What you need to do
Only lines with the string "icon" should be returned from the data below.

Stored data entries
□ □ □ □ □ □ □
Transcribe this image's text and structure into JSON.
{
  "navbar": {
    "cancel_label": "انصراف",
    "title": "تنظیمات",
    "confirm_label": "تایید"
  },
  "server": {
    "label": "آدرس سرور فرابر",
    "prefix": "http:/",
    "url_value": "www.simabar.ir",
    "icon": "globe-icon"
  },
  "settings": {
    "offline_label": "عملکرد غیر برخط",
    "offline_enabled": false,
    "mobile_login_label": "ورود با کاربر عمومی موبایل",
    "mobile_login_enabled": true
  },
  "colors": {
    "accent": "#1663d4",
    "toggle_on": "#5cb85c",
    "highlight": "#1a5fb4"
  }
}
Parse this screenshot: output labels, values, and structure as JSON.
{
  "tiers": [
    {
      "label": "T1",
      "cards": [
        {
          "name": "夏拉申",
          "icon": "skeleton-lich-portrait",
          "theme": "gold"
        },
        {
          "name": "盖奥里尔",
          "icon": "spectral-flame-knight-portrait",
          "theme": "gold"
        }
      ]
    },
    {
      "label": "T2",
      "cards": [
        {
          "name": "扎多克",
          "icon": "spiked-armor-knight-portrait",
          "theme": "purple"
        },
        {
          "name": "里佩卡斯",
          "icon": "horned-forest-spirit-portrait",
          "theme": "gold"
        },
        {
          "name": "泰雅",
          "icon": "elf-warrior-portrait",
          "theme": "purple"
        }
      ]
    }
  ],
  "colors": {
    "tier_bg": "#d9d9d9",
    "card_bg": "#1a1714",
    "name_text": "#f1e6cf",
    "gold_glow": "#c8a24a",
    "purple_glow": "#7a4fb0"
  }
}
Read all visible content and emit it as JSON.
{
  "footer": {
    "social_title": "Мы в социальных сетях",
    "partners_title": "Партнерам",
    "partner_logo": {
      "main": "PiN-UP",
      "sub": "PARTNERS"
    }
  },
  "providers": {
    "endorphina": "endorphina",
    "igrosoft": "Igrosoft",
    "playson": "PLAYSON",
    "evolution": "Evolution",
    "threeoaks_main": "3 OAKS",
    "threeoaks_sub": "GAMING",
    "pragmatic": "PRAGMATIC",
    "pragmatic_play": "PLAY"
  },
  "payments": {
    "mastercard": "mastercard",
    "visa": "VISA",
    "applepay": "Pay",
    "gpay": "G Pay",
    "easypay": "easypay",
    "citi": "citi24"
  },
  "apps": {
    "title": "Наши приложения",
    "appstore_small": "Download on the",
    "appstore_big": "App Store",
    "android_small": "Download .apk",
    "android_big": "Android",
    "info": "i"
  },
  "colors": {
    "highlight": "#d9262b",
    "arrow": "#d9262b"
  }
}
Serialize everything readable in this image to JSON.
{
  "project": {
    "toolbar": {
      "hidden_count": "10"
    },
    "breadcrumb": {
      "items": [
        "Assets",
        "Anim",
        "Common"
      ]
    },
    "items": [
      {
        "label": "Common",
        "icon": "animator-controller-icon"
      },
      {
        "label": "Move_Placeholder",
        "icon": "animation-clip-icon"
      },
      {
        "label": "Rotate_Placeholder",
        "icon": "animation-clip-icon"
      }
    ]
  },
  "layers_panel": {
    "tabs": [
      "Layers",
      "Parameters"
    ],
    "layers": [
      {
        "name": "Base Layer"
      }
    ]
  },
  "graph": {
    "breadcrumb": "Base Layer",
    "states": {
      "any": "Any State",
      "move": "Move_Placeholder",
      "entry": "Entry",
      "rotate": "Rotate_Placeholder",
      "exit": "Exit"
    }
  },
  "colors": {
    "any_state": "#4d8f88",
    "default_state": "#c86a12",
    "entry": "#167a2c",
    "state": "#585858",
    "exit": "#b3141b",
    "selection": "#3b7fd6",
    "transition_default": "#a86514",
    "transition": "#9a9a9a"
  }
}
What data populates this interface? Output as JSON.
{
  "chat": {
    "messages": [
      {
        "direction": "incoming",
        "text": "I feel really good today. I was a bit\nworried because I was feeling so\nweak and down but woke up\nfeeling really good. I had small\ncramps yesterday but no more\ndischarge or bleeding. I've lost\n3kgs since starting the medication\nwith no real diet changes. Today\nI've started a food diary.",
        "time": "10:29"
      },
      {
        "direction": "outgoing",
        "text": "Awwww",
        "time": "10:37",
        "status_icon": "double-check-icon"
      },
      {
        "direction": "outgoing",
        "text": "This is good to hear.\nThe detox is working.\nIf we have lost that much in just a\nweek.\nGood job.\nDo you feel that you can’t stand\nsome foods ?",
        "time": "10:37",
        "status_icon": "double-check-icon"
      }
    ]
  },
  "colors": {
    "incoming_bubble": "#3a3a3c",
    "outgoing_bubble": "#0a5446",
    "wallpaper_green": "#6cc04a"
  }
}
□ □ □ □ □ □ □
Result below
    "icon": "globe-icon"
          "icon": "skeleton-lich-portrait",
          "icon": "spectral-flame-knight-portrait",
          "icon": "spiked-armor-knight-portrait",
          "icon": "horned-forest-spirit-portrait",
          "icon": "elf-warrior-portrait",
        "icon": "animator-controller-icon"
        "icon": "animation-clip-icon"
        "icon": "animation-clip-icon"
        "status_icon": "double-check-icon"
        "status_icon": "double-check-icon"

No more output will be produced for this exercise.